=== Your goal ===
Gather up every line from the entries below that uses the word "with".

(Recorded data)

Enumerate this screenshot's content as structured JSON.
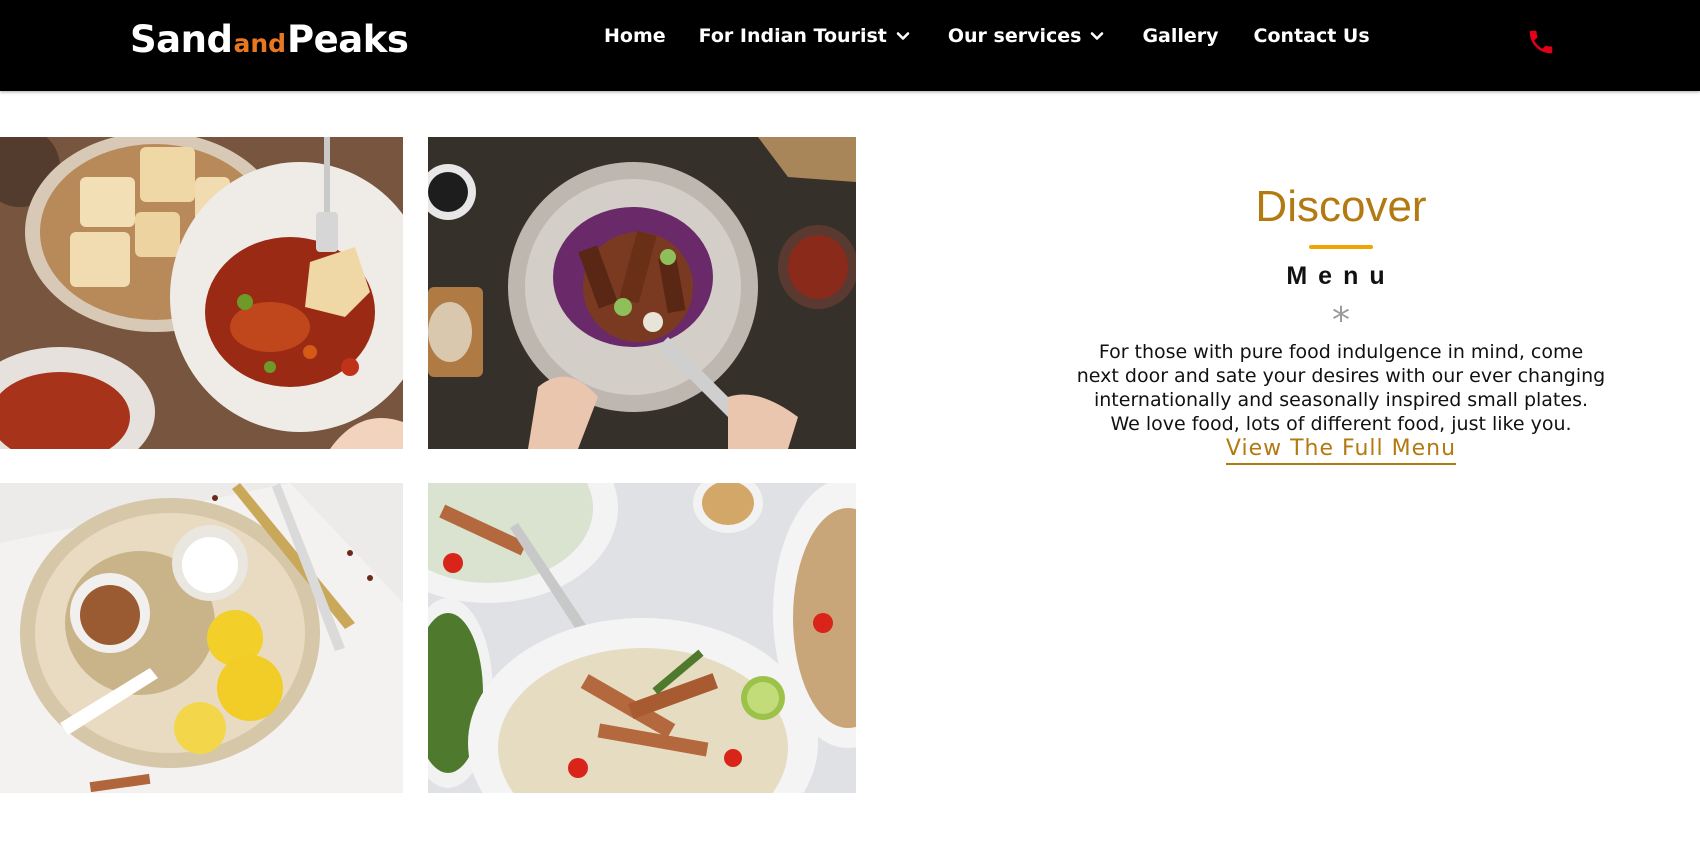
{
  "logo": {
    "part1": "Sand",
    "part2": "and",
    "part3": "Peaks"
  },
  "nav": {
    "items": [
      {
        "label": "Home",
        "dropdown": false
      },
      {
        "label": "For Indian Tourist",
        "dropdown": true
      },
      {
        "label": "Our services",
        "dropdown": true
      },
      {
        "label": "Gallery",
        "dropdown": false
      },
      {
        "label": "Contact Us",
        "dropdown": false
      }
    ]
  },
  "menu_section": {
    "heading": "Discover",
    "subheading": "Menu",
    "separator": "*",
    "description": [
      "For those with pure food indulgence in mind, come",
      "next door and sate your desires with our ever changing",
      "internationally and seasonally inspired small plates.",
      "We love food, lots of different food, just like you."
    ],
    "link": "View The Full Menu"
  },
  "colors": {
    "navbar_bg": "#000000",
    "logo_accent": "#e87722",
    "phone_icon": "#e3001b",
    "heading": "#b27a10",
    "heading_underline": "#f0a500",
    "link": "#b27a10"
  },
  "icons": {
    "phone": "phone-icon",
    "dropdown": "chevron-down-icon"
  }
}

=== Output for this exercise ===
      "For those with pure food indulgence in mind, come",
      "next door and sate your desires with our ever changing",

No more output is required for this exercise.